### MATERIAL FOR THIS EXERCISE
+++
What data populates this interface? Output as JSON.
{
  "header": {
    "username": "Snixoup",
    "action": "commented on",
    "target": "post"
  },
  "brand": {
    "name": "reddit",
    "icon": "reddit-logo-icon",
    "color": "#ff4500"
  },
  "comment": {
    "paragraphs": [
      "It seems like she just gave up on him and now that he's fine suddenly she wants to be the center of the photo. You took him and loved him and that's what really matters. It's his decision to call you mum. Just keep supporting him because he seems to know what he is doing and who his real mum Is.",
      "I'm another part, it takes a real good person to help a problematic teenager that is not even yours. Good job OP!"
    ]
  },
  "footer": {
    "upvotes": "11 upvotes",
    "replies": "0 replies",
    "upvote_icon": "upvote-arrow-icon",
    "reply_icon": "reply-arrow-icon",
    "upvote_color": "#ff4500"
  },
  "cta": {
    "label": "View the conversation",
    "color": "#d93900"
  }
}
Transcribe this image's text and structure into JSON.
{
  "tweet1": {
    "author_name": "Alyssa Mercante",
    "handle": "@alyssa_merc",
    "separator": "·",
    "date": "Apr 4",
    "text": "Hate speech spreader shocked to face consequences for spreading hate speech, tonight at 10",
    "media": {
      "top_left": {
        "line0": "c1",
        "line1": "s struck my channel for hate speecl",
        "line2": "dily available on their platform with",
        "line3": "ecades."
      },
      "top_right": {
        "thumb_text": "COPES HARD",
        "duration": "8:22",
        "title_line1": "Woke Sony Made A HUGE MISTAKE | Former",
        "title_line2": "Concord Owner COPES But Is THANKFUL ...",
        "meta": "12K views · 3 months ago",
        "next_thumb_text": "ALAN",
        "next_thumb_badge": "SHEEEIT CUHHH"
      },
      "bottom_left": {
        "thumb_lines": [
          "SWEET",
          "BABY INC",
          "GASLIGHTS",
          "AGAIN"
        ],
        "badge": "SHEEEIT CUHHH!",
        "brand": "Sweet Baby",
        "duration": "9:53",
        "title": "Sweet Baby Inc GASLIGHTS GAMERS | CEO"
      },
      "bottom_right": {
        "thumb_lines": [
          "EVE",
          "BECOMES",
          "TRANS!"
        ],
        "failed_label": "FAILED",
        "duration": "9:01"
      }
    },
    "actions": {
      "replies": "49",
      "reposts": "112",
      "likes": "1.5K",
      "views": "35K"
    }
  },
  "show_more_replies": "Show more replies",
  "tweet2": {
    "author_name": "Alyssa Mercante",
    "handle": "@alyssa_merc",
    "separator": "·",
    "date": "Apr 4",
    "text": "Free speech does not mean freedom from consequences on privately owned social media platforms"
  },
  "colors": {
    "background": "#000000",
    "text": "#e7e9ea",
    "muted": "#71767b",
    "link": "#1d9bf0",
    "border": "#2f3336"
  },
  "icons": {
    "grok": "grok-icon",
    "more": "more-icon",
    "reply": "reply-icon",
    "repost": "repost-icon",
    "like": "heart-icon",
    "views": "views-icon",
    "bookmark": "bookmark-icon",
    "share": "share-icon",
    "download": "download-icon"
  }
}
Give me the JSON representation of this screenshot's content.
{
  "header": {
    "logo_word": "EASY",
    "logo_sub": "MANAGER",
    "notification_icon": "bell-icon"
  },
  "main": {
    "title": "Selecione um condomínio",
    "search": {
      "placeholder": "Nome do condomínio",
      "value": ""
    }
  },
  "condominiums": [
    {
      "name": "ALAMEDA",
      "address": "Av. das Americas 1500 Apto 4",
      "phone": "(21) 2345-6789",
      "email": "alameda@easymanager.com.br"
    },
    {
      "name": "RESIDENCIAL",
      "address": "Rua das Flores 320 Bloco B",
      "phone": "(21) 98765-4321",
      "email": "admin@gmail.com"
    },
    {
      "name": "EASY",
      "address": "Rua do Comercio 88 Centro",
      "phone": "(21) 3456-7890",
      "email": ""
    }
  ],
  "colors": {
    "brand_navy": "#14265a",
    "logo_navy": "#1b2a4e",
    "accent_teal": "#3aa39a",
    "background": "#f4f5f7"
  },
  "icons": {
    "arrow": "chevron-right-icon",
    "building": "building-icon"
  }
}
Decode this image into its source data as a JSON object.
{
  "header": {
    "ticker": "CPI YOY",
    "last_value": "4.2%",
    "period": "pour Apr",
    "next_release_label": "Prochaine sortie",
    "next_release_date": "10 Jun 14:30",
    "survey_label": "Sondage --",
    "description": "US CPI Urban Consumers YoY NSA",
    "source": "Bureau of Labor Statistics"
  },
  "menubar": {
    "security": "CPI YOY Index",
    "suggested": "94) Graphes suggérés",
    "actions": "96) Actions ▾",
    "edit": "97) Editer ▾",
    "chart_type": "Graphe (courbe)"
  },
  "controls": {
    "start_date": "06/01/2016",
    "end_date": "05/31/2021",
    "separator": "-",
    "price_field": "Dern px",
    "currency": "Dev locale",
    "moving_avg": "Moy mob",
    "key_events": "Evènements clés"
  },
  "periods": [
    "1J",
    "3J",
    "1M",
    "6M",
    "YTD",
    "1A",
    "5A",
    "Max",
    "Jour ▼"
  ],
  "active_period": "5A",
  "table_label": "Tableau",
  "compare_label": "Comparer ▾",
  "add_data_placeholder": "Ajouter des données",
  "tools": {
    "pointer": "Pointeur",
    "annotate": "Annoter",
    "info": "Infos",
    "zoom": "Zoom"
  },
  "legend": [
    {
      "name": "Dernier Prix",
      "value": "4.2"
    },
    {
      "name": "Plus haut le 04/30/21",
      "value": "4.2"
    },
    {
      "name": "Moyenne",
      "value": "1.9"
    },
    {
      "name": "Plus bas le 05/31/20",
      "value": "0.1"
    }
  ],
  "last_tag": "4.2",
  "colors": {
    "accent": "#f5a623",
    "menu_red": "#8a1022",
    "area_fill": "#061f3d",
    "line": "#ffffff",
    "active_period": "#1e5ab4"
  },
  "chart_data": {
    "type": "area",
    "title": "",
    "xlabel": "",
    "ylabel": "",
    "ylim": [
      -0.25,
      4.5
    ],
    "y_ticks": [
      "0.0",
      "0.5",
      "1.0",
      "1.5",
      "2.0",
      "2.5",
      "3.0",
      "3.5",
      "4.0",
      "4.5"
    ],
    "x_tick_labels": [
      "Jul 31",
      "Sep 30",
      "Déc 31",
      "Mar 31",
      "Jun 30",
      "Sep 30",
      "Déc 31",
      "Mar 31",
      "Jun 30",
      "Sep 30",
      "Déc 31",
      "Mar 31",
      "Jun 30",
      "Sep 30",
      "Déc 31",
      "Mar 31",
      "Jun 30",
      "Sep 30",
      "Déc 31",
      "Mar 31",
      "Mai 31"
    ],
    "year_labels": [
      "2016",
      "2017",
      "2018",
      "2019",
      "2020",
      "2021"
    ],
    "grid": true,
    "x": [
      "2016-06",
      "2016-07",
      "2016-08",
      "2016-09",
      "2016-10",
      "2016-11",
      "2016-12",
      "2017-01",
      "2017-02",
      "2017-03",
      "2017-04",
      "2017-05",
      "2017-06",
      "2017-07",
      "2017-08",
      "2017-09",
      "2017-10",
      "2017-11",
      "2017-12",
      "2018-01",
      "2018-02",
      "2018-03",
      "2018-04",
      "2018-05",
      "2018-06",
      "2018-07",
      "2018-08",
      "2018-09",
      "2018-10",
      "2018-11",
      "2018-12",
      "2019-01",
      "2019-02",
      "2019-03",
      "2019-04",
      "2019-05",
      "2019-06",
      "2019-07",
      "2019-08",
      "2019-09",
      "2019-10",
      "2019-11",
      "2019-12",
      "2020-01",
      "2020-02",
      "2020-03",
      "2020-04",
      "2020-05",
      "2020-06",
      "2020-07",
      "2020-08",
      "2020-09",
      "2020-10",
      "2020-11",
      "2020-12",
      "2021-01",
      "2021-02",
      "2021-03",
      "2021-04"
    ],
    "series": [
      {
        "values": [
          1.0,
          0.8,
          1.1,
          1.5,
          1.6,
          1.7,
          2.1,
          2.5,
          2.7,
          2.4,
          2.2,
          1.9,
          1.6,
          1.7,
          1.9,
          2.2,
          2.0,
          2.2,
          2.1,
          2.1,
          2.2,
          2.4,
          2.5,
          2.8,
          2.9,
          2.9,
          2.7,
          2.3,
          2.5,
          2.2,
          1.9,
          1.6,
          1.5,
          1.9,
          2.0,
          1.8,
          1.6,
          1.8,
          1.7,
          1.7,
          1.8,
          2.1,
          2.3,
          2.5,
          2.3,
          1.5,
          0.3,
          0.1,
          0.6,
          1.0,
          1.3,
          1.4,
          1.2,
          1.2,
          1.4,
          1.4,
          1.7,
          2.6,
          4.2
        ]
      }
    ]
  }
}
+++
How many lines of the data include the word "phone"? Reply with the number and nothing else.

### TASK RESULT
3